Everywhere we turn these days, we see evidence of open source developers trading their time and hard work for little more than the hope of benefiting the ever-growing open source community.
While there are many companies world-wide enjoying the benefits of a number of Linux and open source products, there are instances where creating sustainable employment for these talented individuals is problematic at best.
Then I came across the The Development Cloud. This is a company that has found it mutually beneficial to share fifty percent of its profit which is derived from closed source software to reward developers of associated open source software projects. (See details here.) I think this is fantastic.
While some FOSS purists will undoubtedly squirm at the idea of closed source software funding open source efforts, the fact remains that this funding rewards the hard work of individuals creating open source software. So despite any perceived controversy, I see this as a positive rather than a negative outcome.
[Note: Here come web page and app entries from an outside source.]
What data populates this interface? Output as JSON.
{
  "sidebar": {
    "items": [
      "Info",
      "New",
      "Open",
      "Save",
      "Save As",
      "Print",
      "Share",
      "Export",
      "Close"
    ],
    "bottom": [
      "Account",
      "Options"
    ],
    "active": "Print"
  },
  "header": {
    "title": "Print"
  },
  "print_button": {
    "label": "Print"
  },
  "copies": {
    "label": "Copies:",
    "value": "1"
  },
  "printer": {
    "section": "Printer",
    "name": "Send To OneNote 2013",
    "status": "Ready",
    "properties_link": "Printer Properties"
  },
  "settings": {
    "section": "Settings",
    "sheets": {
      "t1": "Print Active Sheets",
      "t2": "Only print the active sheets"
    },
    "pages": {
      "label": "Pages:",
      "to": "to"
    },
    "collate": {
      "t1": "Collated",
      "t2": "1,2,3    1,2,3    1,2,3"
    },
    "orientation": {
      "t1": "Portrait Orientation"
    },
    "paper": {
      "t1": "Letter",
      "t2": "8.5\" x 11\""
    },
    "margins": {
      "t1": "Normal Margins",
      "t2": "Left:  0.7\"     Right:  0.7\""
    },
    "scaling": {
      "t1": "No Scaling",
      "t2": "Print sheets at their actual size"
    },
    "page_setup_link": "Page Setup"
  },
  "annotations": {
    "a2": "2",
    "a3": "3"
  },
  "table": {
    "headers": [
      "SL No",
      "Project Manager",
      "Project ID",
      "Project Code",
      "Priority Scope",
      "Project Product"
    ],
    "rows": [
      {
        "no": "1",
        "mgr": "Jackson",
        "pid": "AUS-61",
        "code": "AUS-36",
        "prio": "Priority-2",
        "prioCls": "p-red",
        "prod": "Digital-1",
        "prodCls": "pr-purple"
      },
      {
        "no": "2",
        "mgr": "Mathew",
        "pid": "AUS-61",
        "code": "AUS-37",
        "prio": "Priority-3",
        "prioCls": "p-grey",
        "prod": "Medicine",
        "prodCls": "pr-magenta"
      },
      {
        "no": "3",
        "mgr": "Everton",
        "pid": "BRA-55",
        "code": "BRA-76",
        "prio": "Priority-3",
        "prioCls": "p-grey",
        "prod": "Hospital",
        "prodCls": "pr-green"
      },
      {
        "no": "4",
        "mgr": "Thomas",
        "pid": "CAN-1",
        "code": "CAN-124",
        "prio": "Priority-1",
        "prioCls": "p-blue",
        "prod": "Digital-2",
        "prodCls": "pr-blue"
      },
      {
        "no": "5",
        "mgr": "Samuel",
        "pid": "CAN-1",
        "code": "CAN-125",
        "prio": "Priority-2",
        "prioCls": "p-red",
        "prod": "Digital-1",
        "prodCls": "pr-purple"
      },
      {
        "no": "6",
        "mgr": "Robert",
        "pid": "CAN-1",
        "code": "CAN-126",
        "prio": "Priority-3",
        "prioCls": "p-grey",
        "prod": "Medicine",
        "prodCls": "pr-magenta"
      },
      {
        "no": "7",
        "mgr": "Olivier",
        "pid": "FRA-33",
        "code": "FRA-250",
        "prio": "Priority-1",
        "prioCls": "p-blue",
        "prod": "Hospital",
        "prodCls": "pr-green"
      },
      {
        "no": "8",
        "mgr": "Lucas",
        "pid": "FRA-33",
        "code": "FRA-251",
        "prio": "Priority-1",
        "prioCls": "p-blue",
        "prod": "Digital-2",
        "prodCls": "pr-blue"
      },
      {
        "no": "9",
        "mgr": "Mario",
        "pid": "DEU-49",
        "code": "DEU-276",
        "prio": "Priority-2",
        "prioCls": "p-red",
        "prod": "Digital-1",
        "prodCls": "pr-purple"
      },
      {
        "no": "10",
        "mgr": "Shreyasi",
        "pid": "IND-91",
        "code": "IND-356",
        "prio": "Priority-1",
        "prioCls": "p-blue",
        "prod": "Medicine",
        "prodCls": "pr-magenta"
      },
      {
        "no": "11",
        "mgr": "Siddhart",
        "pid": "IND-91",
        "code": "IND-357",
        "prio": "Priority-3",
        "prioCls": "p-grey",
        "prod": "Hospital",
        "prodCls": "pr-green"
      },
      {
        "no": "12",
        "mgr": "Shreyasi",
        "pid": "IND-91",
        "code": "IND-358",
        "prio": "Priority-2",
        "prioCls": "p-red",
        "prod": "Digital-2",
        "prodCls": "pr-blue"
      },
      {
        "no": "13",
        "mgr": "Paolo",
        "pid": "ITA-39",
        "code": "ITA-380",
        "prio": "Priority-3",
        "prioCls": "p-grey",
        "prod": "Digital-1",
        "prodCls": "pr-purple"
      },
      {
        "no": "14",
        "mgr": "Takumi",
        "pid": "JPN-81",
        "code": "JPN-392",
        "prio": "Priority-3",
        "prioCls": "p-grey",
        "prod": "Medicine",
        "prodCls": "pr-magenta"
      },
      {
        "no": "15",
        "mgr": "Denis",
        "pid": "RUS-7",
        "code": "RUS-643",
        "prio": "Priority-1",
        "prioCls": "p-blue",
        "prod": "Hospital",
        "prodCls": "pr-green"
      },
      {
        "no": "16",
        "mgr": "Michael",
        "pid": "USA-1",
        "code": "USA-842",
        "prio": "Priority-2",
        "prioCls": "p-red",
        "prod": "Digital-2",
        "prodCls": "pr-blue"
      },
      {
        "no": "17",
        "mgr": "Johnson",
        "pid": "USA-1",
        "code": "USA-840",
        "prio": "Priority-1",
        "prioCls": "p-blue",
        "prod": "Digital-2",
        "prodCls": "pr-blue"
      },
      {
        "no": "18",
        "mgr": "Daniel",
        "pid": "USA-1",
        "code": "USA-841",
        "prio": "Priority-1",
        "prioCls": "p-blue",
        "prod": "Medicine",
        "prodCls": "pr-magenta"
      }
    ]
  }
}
Hired vs partnership?
In a perfect world, I would love to see open source developers working together in orchestrated harmony to make modern open source software available to all who wish to use it. And to a large extent, some variation of this has in fact happened, in part due to sponsorships and grants, in addition to those simply volunteering their time.
In other situations, companies that utilize specific open source software have opted to hire open source developers themselves in order to be sure that their own aims remain intact during the growth of their own businesses.
But what about new businesses that cannot afford to support development teams out of the box? Sure, they can try to create an ecosystem that provides a compelling reason to volunteer. Yet in the end, this still leaves the company to profit while the those who worked hard volunteering are left wondering if their work is really being recognized.
These problems, then, seem to lead naturally to the idea of companies opting to partner with developers for a share of the profits generated, instead of a typical paycheck. I see three big advantages to this over the typical hoping to get hired model many open source developers seem to work toward.
- Free enterprise at its best. Not only does this structure allow volunteers to potentially earn while they learn, it ensures that theyll not bankrupt the company during the development process of the given software. In short, nothing is spent on wages before the product goes to market.
- A flat rate income now, or the opportunity to share something substantial later. With the exception of open source software offered with a dual license in place, most of the time the software is just given away. Yet there are instances where the software requires support, which translates into revenue. This means if the software is used in an enterprise environment, there is revenue available for the developer who wishes to support their product.
- Multiple projects being supported translates into plenty of work. As someone who does a lot of contract work himself, I see a real benefit to not being tied to one single company. It allows the person contracting their services to provide support for other projects as described above with other non-competing companies.
Software as a service - the missing ingredient
Many open source applications come into existence out of need as seen by those who develop the software in question. Often this translates into software supported by individuals rather than by groups of developers working toward a common goal. To that end, these projects will likely remain hobby-based projects, not really suitable for any kind of support business. Not saying this would be impossible, it just seems unlikely.